Project WeHOPE has grown in strides since it was founded in the winter of 2009.
Originally incorporated as the Lord's Gym, a converted warehouse in East Palo Alto where transients could come and play basketball, it has grown into a transitional housing complex that provides not only food and shelter for homeless people, but also dental care, showers, laundry service and case management.
"The showers and washing (their) clothes ... that helps restore their dignity," said Paul Bains, an East Palo Alto native and pastor at St. Samuel Church of God in Christ who co-founded East Palo Alto's only homeless shelter with his wife, Cheryl Bains. "It raises their level of dignity back to where it was, and hopefully even better. ... When we mentioned this to them, we thought that was going to be a hard sell, but it went over like we had given them a million dollars."
The Palo Alto Weekly donated $10,000 to Project WeHOPE last year as part of the Holiday Fund, which is supported by revenue from the annual Moonlight Run, individual donations, and matching grants from the Packard and Hewlett foundations and the Silicon Valley Community Foundation.
This grant provided for the purchase and installation of a heating, ventilation and air conditioning system in the attic of the warehouse that houses the East Palo Alto homeless shelter.
It also helped Project WeHOPE make a move toward becoming a year-round, permanent shelter, growth the organization is marking with a Thanksgiving celebration on Tuesday, Nov. 26.
However, Project WeHOPE is still in desperate need of funding and support, said Bains, who relies on a paid staff of 12 people plus 40 to 50 volunteers at any given time.
The 40-bed shelter serves an average of 300 people on a daily basis, Bains said.
ProjectWeHOPE is dedicated to a lofty goal, stated on the nonprofit's website: end homelessness in East Palo Alto by 2022.
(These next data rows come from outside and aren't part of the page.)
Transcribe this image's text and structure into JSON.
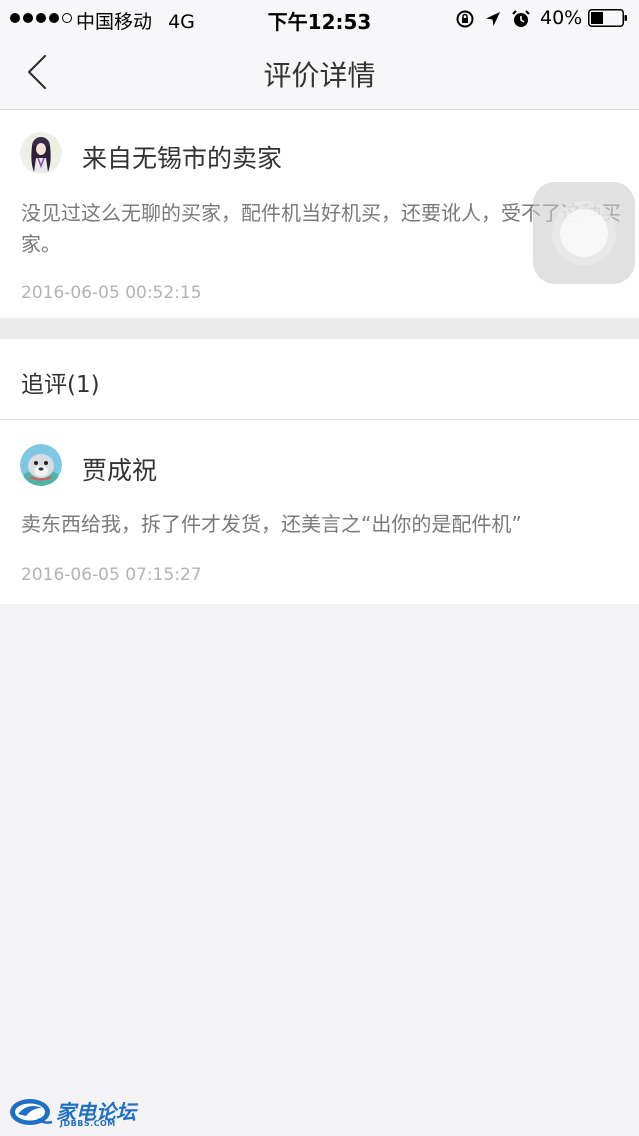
{
  "status_bar": {
    "carrier": "中国移动",
    "network": "4G",
    "time": "下午12:53",
    "battery_percent": "40%",
    "battery_level": 0.4,
    "signal_bars": 4
  },
  "nav": {
    "title": "评价详情",
    "back_icon": "chevron-left-icon"
  },
  "review": {
    "author": "来自无锡市的卖家",
    "text": "没见过这么无聊的买家，配件机当好机买，还要讹人，受不了这种买家。",
    "date": "2016-06-05 00:52:15"
  },
  "followup": {
    "header": "追评(1)",
    "author": "贾成祝",
    "text": "卖东西给我，拆了件才发货，还美言之“出你的是配件机”",
    "date": "2016-06-05 07:15:27"
  },
  "watermark": {
    "title": "家电论坛",
    "subtitle": "JDBBS.COM"
  },
  "colors": {
    "background": "#f3f3f6",
    "card": "#ffffff",
    "divider": "#ebebeb",
    "watermark": "#1f6fc4"
  }
}
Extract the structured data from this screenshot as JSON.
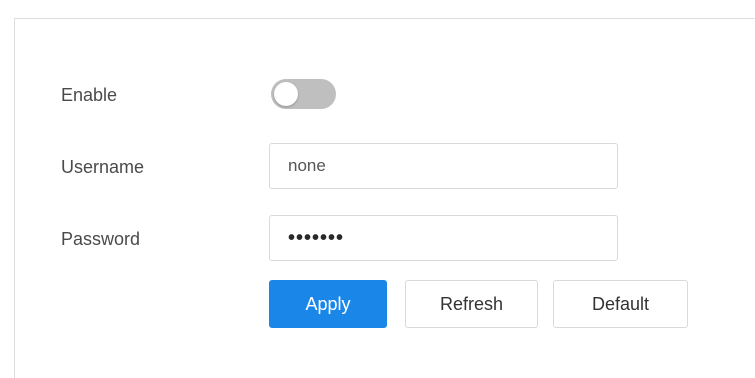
{
  "form": {
    "enable": {
      "label": "Enable",
      "value": false
    },
    "username": {
      "label": "Username",
      "value": "none"
    },
    "password": {
      "label": "Password",
      "value": "•••••••"
    }
  },
  "buttons": {
    "apply": "Apply",
    "refresh": "Refresh",
    "default": "Default"
  },
  "colors": {
    "primary": "#1a87e8",
    "toggle_off": "#bfbfbf",
    "border": "#d9d9d9",
    "label_text": "#4a4a4a"
  }
}
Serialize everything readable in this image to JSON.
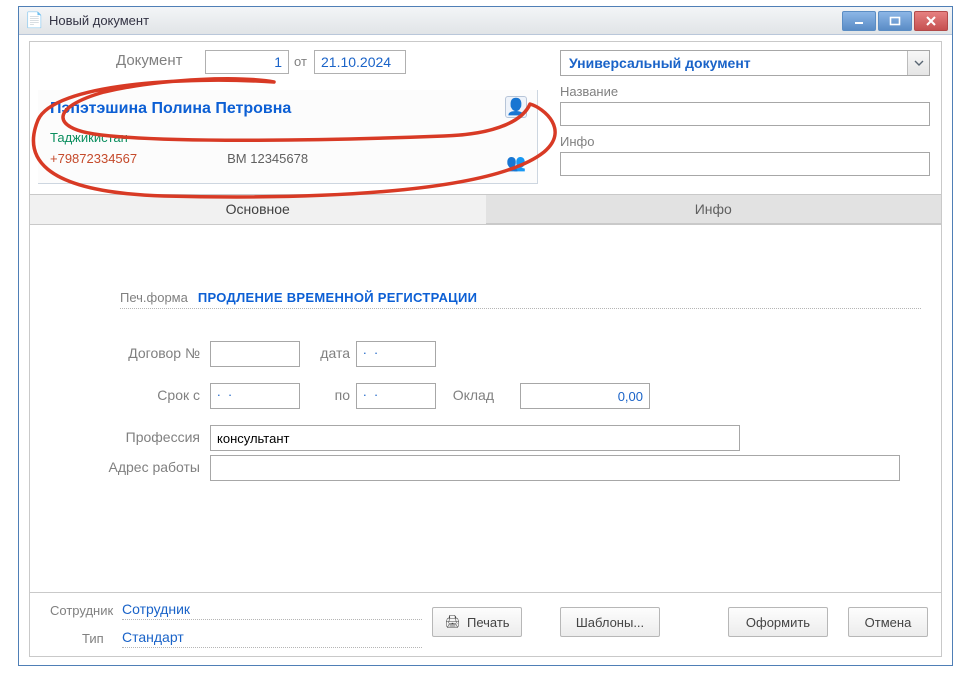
{
  "window": {
    "title": "Новый документ"
  },
  "header": {
    "doc_label": "Документ",
    "doc_number": "1",
    "ot_label": "от",
    "doc_date": "21.10.2024"
  },
  "doctype": {
    "value": "Универсальный документ"
  },
  "right_fields": {
    "name_label": "Название",
    "name_value": "",
    "info_label": "Инфо",
    "info_value": ""
  },
  "person": {
    "name": "Пэпэтэшина Полина Петровна",
    "country": "Таджикистан",
    "phone": "+79872334567",
    "passport": "ВМ 12345678"
  },
  "tabs": {
    "main": "Основное",
    "info": "Инфо"
  },
  "printform": {
    "label": "Печ.форма",
    "value": "ПРОДЛЕНИЕ ВРЕМЕННОЙ РЕГИСТРАЦИИ"
  },
  "contract": {
    "no_label": "Договор №",
    "no_value": "",
    "date_label": "дата",
    "date_value": ". .",
    "term_label": "Срок с",
    "term_from": ". .",
    "to_label": "по",
    "term_to": ". .",
    "salary_label": "Оклад",
    "salary_value": "0,00",
    "profession_label": "Профессия",
    "profession_value": "консультант",
    "address_label": "Адрес работы",
    "address_value": ""
  },
  "footer": {
    "employee_label": "Сотрудник",
    "employee_value": "Сотрудник",
    "type_label": "Тип",
    "type_value": "Стандарт"
  },
  "buttons": {
    "print": "Печать",
    "templates": "Шаблоны...",
    "submit": "Оформить",
    "cancel": "Отмена"
  }
}
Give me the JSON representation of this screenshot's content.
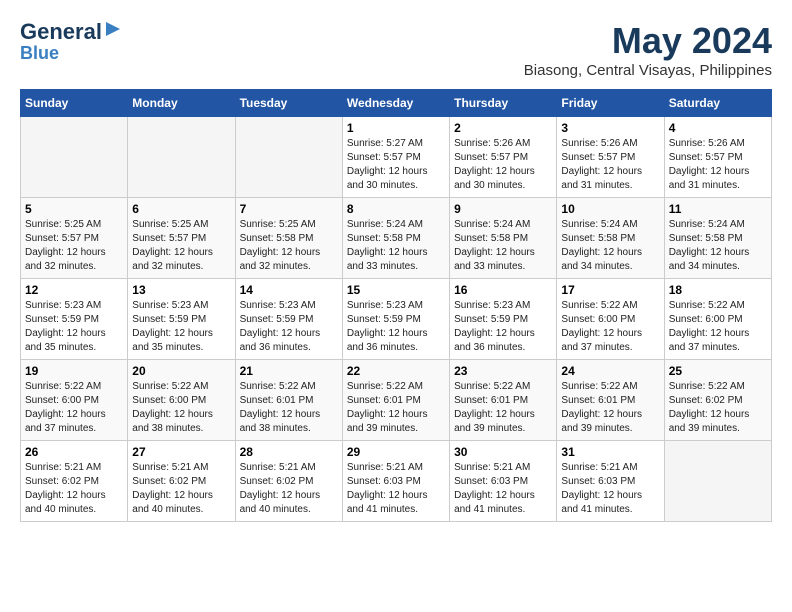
{
  "logo": {
    "general": "General",
    "blue": "Blue"
  },
  "title": "May 2024",
  "location": "Biasong, Central Visayas, Philippines",
  "weekdays": [
    "Sunday",
    "Monday",
    "Tuesday",
    "Wednesday",
    "Thursday",
    "Friday",
    "Saturday"
  ],
  "weeks": [
    [
      {
        "day": "",
        "info": ""
      },
      {
        "day": "",
        "info": ""
      },
      {
        "day": "",
        "info": ""
      },
      {
        "day": "1",
        "info": "Sunrise: 5:27 AM\nSunset: 5:57 PM\nDaylight: 12 hours and 30 minutes."
      },
      {
        "day": "2",
        "info": "Sunrise: 5:26 AM\nSunset: 5:57 PM\nDaylight: 12 hours and 30 minutes."
      },
      {
        "day": "3",
        "info": "Sunrise: 5:26 AM\nSunset: 5:57 PM\nDaylight: 12 hours and 31 minutes."
      },
      {
        "day": "4",
        "info": "Sunrise: 5:26 AM\nSunset: 5:57 PM\nDaylight: 12 hours and 31 minutes."
      }
    ],
    [
      {
        "day": "5",
        "info": "Sunrise: 5:25 AM\nSunset: 5:57 PM\nDaylight: 12 hours and 32 minutes."
      },
      {
        "day": "6",
        "info": "Sunrise: 5:25 AM\nSunset: 5:57 PM\nDaylight: 12 hours and 32 minutes."
      },
      {
        "day": "7",
        "info": "Sunrise: 5:25 AM\nSunset: 5:58 PM\nDaylight: 12 hours and 32 minutes."
      },
      {
        "day": "8",
        "info": "Sunrise: 5:24 AM\nSunset: 5:58 PM\nDaylight: 12 hours and 33 minutes."
      },
      {
        "day": "9",
        "info": "Sunrise: 5:24 AM\nSunset: 5:58 PM\nDaylight: 12 hours and 33 minutes."
      },
      {
        "day": "10",
        "info": "Sunrise: 5:24 AM\nSunset: 5:58 PM\nDaylight: 12 hours and 34 minutes."
      },
      {
        "day": "11",
        "info": "Sunrise: 5:24 AM\nSunset: 5:58 PM\nDaylight: 12 hours and 34 minutes."
      }
    ],
    [
      {
        "day": "12",
        "info": "Sunrise: 5:23 AM\nSunset: 5:59 PM\nDaylight: 12 hours and 35 minutes."
      },
      {
        "day": "13",
        "info": "Sunrise: 5:23 AM\nSunset: 5:59 PM\nDaylight: 12 hours and 35 minutes."
      },
      {
        "day": "14",
        "info": "Sunrise: 5:23 AM\nSunset: 5:59 PM\nDaylight: 12 hours and 36 minutes."
      },
      {
        "day": "15",
        "info": "Sunrise: 5:23 AM\nSunset: 5:59 PM\nDaylight: 12 hours and 36 minutes."
      },
      {
        "day": "16",
        "info": "Sunrise: 5:23 AM\nSunset: 5:59 PM\nDaylight: 12 hours and 36 minutes."
      },
      {
        "day": "17",
        "info": "Sunrise: 5:22 AM\nSunset: 6:00 PM\nDaylight: 12 hours and 37 minutes."
      },
      {
        "day": "18",
        "info": "Sunrise: 5:22 AM\nSunset: 6:00 PM\nDaylight: 12 hours and 37 minutes."
      }
    ],
    [
      {
        "day": "19",
        "info": "Sunrise: 5:22 AM\nSunset: 6:00 PM\nDaylight: 12 hours and 37 minutes."
      },
      {
        "day": "20",
        "info": "Sunrise: 5:22 AM\nSunset: 6:00 PM\nDaylight: 12 hours and 38 minutes."
      },
      {
        "day": "21",
        "info": "Sunrise: 5:22 AM\nSunset: 6:01 PM\nDaylight: 12 hours and 38 minutes."
      },
      {
        "day": "22",
        "info": "Sunrise: 5:22 AM\nSunset: 6:01 PM\nDaylight: 12 hours and 39 minutes."
      },
      {
        "day": "23",
        "info": "Sunrise: 5:22 AM\nSunset: 6:01 PM\nDaylight: 12 hours and 39 minutes."
      },
      {
        "day": "24",
        "info": "Sunrise: 5:22 AM\nSunset: 6:01 PM\nDaylight: 12 hours and 39 minutes."
      },
      {
        "day": "25",
        "info": "Sunrise: 5:22 AM\nSunset: 6:02 PM\nDaylight: 12 hours and 39 minutes."
      }
    ],
    [
      {
        "day": "26",
        "info": "Sunrise: 5:21 AM\nSunset: 6:02 PM\nDaylight: 12 hours and 40 minutes."
      },
      {
        "day": "27",
        "info": "Sunrise: 5:21 AM\nSunset: 6:02 PM\nDaylight: 12 hours and 40 minutes."
      },
      {
        "day": "28",
        "info": "Sunrise: 5:21 AM\nSunset: 6:02 PM\nDaylight: 12 hours and 40 minutes."
      },
      {
        "day": "29",
        "info": "Sunrise: 5:21 AM\nSunset: 6:03 PM\nDaylight: 12 hours and 41 minutes."
      },
      {
        "day": "30",
        "info": "Sunrise: 5:21 AM\nSunset: 6:03 PM\nDaylight: 12 hours and 41 minutes."
      },
      {
        "day": "31",
        "info": "Sunrise: 5:21 AM\nSunset: 6:03 PM\nDaylight: 12 hours and 41 minutes."
      },
      {
        "day": "",
        "info": ""
      }
    ]
  ]
}
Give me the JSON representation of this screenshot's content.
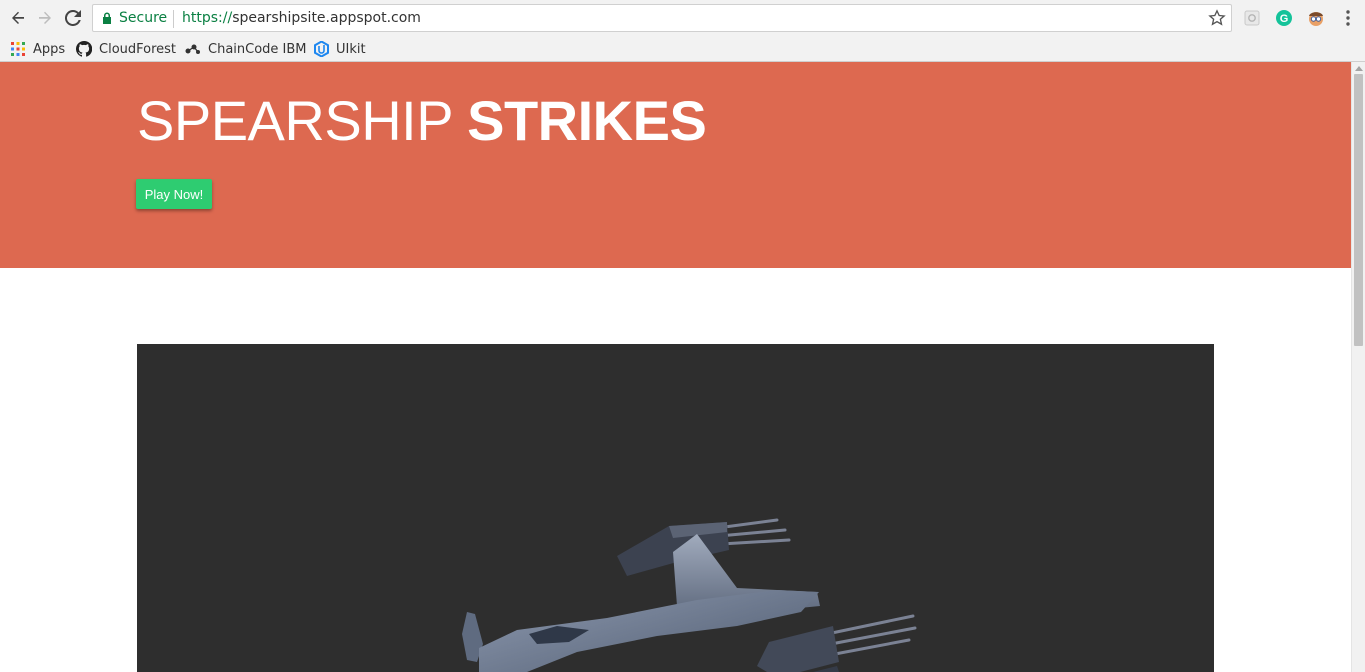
{
  "browser": {
    "secure_label": "Secure",
    "url_scheme": "https://",
    "url_host": "spearshipsite.appspot.com",
    "bookmarks": [
      {
        "label": "Apps",
        "icon": "apps-grid-icon"
      },
      {
        "label": "CloudForest",
        "icon": "github-icon"
      },
      {
        "label": "ChainCode IBM",
        "icon": "chaincode-icon"
      },
      {
        "label": "UIkit",
        "icon": "uikit-icon"
      }
    ],
    "extensions": [
      "settings-extension-icon",
      "grammarly-icon",
      "avatar-extension-icon"
    ],
    "colors": {
      "secure": "#0b8043",
      "chrome_bg": "#f2f2f2"
    }
  },
  "page": {
    "hero": {
      "title_light": "SPEARSHIP ",
      "title_bold": "STRIKES",
      "play_button": "Play Now!",
      "bg_color": "#dd6950",
      "button_color": "#2ecc71"
    },
    "game": {
      "bg_color": "#2e2e2e",
      "content": "spaceship-3d-model"
    }
  }
}
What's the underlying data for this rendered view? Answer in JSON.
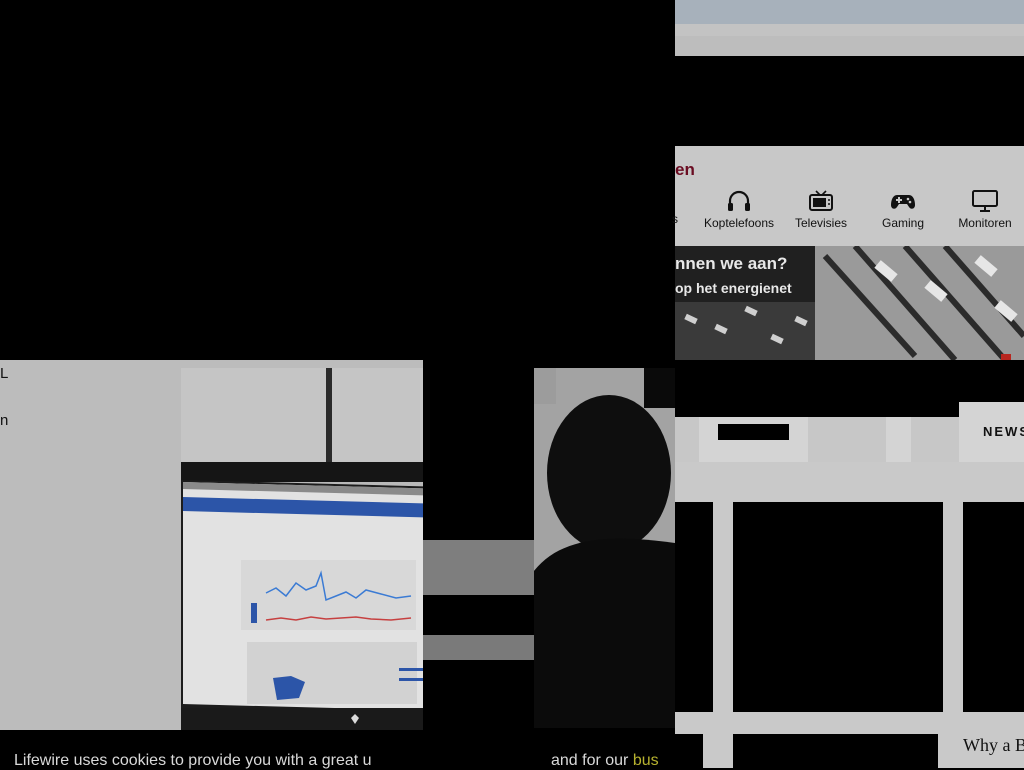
{
  "nav": {
    "title_fragment": "en",
    "partial_item": "s",
    "items": [
      {
        "label": "Koptelefoons",
        "icon": "headphones-icon"
      },
      {
        "label": "Televisies",
        "icon": "tv-icon"
      },
      {
        "label": "Gaming",
        "icon": "gamepad-icon"
      },
      {
        "label": "Monitoren",
        "icon": "monitor-icon"
      }
    ]
  },
  "hero": {
    "line1": "nnen we aan?",
    "line2": "op het energienet"
  },
  "left_card": {
    "letter_1": "L",
    "letter_2": "n"
  },
  "sections": {
    "news_label": "NEWS"
  },
  "tiles": {
    "caption": "Why a B"
  },
  "cookie": {
    "text": "Lifewire uses cookies to provide you with a great u",
    "tail": "and for our ",
    "link": "bus"
  }
}
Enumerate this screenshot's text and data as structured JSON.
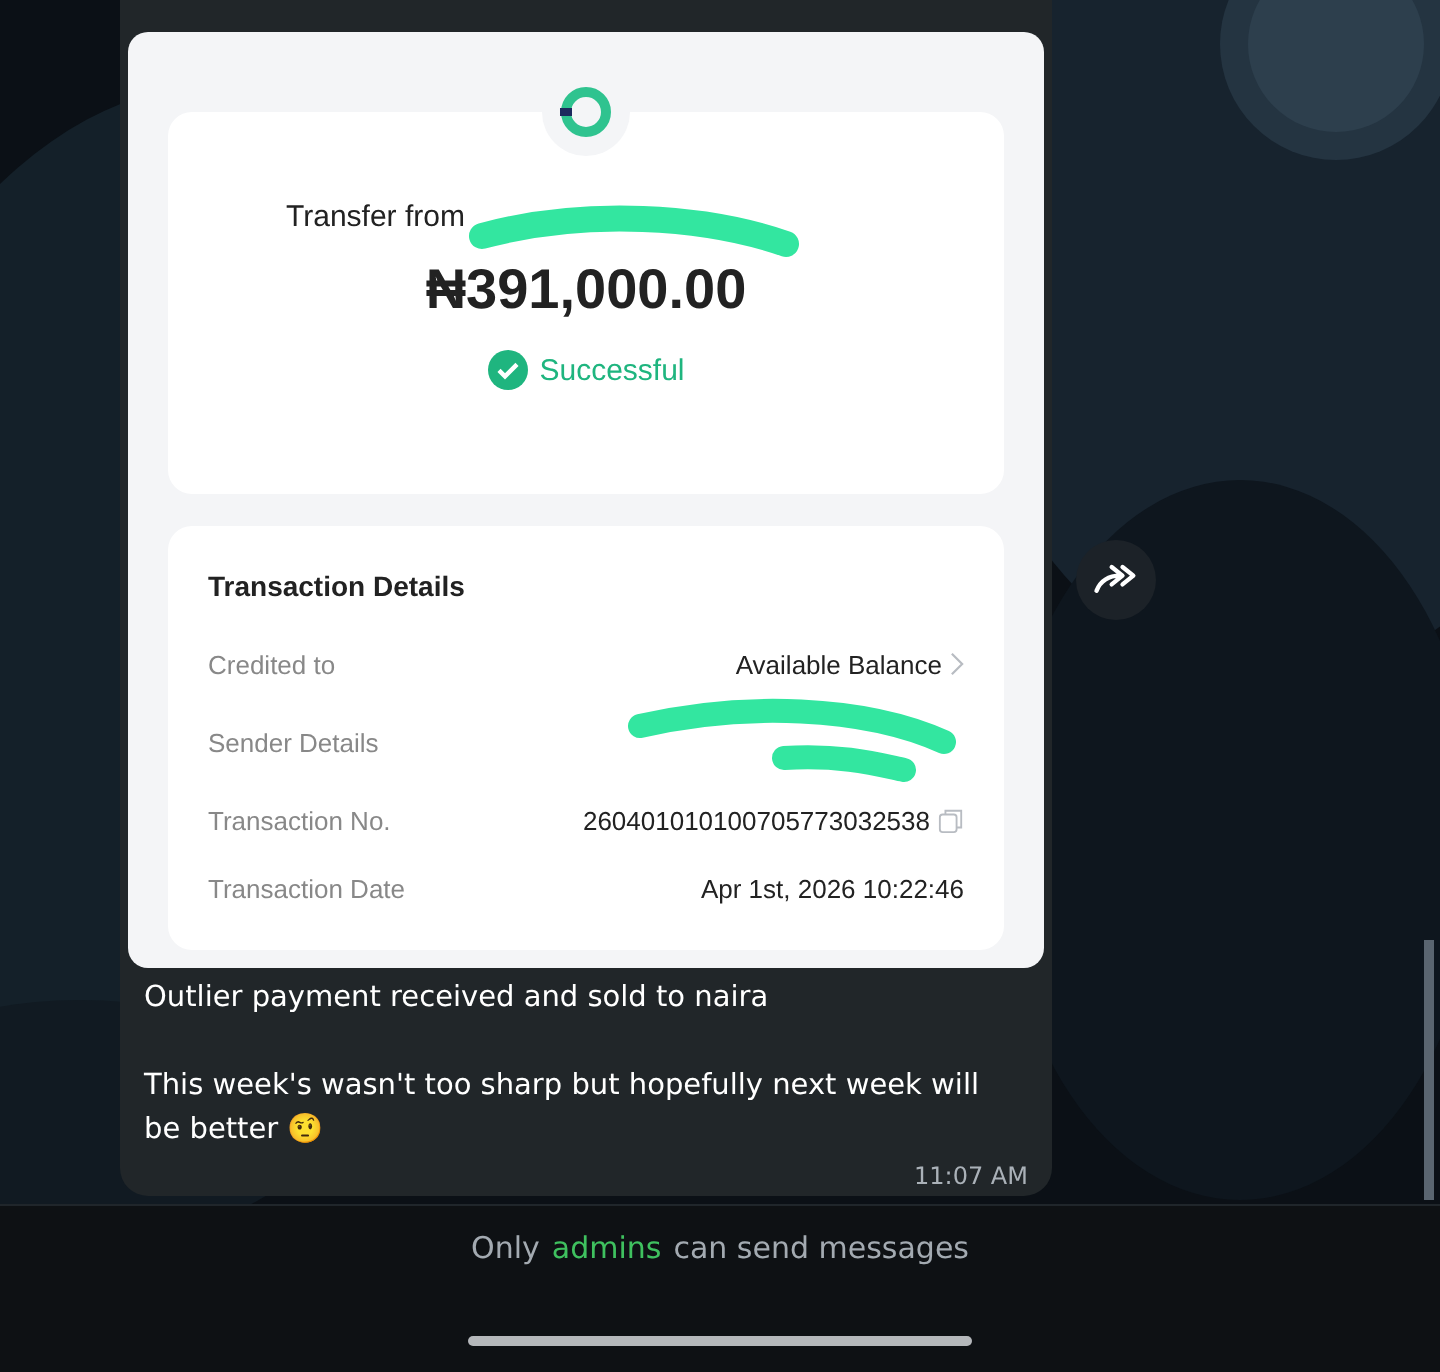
{
  "receipt": {
    "title": "Transfer from",
    "amount": "₦391,000.00",
    "status": "Successful",
    "details_title": "Transaction Details",
    "details": [
      {
        "label": "Credited to",
        "value": "Available Balance",
        "kind": "link"
      },
      {
        "label": "Sender Details",
        "kind": "redacted"
      },
      {
        "label": "Transaction No.",
        "value": "260401010100705773032538",
        "kind": "copy"
      },
      {
        "label": "Transaction Date",
        "value": "Apr 1st, 2026 10:22:46",
        "kind": "plain"
      }
    ]
  },
  "message": {
    "paragraphs": [
      "Outlier payment received and sold to naira",
      "This week's wasn't too sharp but hopefully next week will be better 🤨"
    ],
    "time": "11:07 AM"
  },
  "footer": {
    "parts": [
      {
        "text": "Only",
        "highlight": false
      },
      {
        "text": "admins",
        "highlight": true
      },
      {
        "text": "can send messages",
        "highlight": false
      }
    ]
  }
}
Bains hopes to accomplish this by doing what the shelter's acronym-name stands for: "We Help Other People Excel."
At Project WeHOPE, this goes beyond providing a place for people to stay for the night.
Last month, Project WeHOPE, in partnership with the San Mateo County Human Services Agency's Center on Homelessness, hosted an event called Homeless Connect. For one day, the shelter was filled with 50 volunteers and staff from 18 community and government agencies, providing services and information to homeless individuals. There were financial coaches, mobile medical and flu clinics, agencies giving out information about housing, shelter referrals, healthcare and counseling services.
Fred Peña has been coming to spend the night at Project WeHOPE on a regular basis since 2011. He said he uses the military-style cots to sleep on, showers, laundry and especially likes the small computer work space (a recent addition).
He said that he has seen the shelter evolve over the past few years and that "the light's getting closer," in terms of the execution of Bains' vision for the shelter to become a full-service haven for the homeless.
But it's challenging, when "a lot of (the homeless) have diabetes, mental issues. ... There are people who have been here for a while ... and 30 to 40 percent at any given time are ex-offenders," he said.
Peña also said that Bains has put much of his own money into the cause.
"There have been times in the past where my wife and I and even some of the staff ... have come out of their pocket to pay for food and supplies because we did not have the funding to do so at the time," Bains said.
Project WeHOPE got its start with an initial grant of $1.3 million dollars from San Mateo County, but funding the nonprofit since has been difficult, Bains said.
However, the shelter has progressed from being open only a few months per year with limited services to a revamped, permanent homeless shelter.
Bains said that many homeless say that "the shelter has saved their life," and has allowed them to "feel secure, and reestablish hope in their own lives."